By Sharon Delgado
I plan to go to the Occupy Wall Street encampment on October 21st, after my post-surgery check up with my cardiologist. I now have a pacemaker, so I’ll see if it sets off the metal detector at airport security. I’ll try to remember to place my borrowed cell phone to my right ear instead of my left so that its electromagnetic field doesn’t interfere with the pacemaker. I won’t be able to walk very fast or march very far. I don’t yet know where I’ll sleep, shower, store my computer, or type up reports to send home.
I’m not going because I need to find something to do. My life is full. I write and speak and have meaningful work. I’m surrounded by friends and family, including my beautiful grandchildren. I love my garden. Still, I plan to go. I see Occupy Wall Street as a light in the darkness of this time.

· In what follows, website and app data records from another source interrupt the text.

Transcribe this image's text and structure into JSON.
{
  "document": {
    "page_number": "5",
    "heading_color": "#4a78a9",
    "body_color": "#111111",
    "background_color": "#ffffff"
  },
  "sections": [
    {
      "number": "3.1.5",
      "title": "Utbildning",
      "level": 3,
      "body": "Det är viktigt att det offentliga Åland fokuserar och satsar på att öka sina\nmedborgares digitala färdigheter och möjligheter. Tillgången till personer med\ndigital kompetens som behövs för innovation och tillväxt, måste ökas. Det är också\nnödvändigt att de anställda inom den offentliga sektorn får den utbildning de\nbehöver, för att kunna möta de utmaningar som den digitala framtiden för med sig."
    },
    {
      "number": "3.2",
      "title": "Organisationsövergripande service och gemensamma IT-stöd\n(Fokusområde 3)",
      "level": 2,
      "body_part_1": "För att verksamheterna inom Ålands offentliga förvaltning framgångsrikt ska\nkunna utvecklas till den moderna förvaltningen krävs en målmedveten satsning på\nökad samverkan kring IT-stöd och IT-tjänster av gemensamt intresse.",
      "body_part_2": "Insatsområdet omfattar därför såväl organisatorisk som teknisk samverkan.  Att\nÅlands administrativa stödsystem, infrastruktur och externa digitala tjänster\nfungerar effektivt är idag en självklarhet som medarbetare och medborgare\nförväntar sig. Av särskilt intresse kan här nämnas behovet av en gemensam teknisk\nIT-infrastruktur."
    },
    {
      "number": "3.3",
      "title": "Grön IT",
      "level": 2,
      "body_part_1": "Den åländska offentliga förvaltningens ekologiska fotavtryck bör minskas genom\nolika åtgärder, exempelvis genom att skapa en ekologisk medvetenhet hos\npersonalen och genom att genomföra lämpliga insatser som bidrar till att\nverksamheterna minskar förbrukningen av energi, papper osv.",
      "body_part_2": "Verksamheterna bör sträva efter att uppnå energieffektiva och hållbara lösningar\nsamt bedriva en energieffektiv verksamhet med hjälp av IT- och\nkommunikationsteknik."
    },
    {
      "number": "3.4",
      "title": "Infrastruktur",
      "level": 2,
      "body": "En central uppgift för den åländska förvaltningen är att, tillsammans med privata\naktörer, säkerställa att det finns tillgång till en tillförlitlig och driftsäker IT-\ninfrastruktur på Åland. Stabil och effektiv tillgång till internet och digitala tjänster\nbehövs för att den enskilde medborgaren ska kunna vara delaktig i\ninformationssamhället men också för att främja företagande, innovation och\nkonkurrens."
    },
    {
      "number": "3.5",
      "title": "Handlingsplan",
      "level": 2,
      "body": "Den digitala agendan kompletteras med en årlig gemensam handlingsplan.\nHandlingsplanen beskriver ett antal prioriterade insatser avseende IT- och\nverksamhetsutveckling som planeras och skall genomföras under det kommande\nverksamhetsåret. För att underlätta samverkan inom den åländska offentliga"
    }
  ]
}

I feel called to go to the economic center of what Walter Wink called “the domination system,” the interlocking network of ideological, political, military, and economic institutions, a system that seeks to control the world and play God in peoples’ lives. I am going to stand in solidarity with those who are oppressed by the current corporate-dominated Empire, and to hear stories and sing songs of hope. I plan to join my voice with those who shout out that the Emperor has no clothes, that money is not ultimate, that the invisible hand of the Market is not the hand of God. I intend to make visible my refusal to bow to this idol, this usurper, and to join with people of conscience and witness to my faith that “another world is possible.”
I have been advocating, and sometimes agitating, for peace, justice, and the environment for over thirty years. For the past twelve years my work has focused on economic justice and the effects of growing corporate power on our culture, government, and global institutions. I have worked to educate people on these issues and to move people to action, including direct action. I have been a community organizer, led nonviolence trainings, and been arrested for civil disobedience many times.
My book, Shaking the Gates of Hell: Faith-Led Resistance to Corporate Globalization (Fortress, 2007), is an attempt to educate people about the global economy and motivate people of faith and conscience to join the struggle for a peaceful, just, and sustainable world. This is the most important and urgent issue of our time, for if we continue to allow corporations to set the agenda and the Market to rule, we face a living hell of social, economic, and environmental ruin. The alternative is a global awakening of “we the people” to what is at stake, to our responsibilities as moral agents, and to the power we have when we join with others to work for a more compassionate world. This includes a commitment to participatory democracy and refusal to comply with corporate rule.
The good news is that this awakening is happening now! Around the world, people are joining together in local communities, forming coalitions with others working on various issues, networking beyond regional boundaries, forming a global network, a “movement of movements,” a people’s globalization, a “globalization from below.”
The festivals of resistance taking place on Wall Street and other occupation sites have become visible on the world stage and have captured the imagination of those of us who have been yearning for social transformation. The whole world is watching to see what will happen next. These spontaneous outpourings springing up around the around the world are the most hopeful signs I’ve seen in a long, long time.
There are many ways to support this movement. I hope you will consider joining a local action. (Meet today, Wednesday, at 4:30 at the Walgreens parking lot for a support rally.) To keep updated locally, go to www.occupywallstreetnc.org.. You can find out more about Occupy Wall Street and support the demonstrators in New York with money, supplies, or an “occu-pie” pizza by going to http://occupywallst.org.
For me, this is a matter of faith. I seek to follow Jesus, who lived simply, healed, taught, preached good news to the poor, and lived and died in solidarity with those who were oppressed When he overturned the tables of the money changers in the temple, challenging the ruling class and the economic system at its core, the authorities began plotting his death. They killed him because he and the egalitarian movement he founded posed a direct threat to the domination system of his day. But that was not the end of the story. His Spirit lives and flows through every compassionate, courageous, and truthful act of love and personal sacrifice in the struggle for a better world.
Sharon Delgado is an ordained United Methodist minister, founding director of Earth Justice Ministries, and author of Shaking the Gates of Hell: Faith-Led Resistance to Corporate Globalization (Fortress Press, 2007). She lives in Nevada City, California.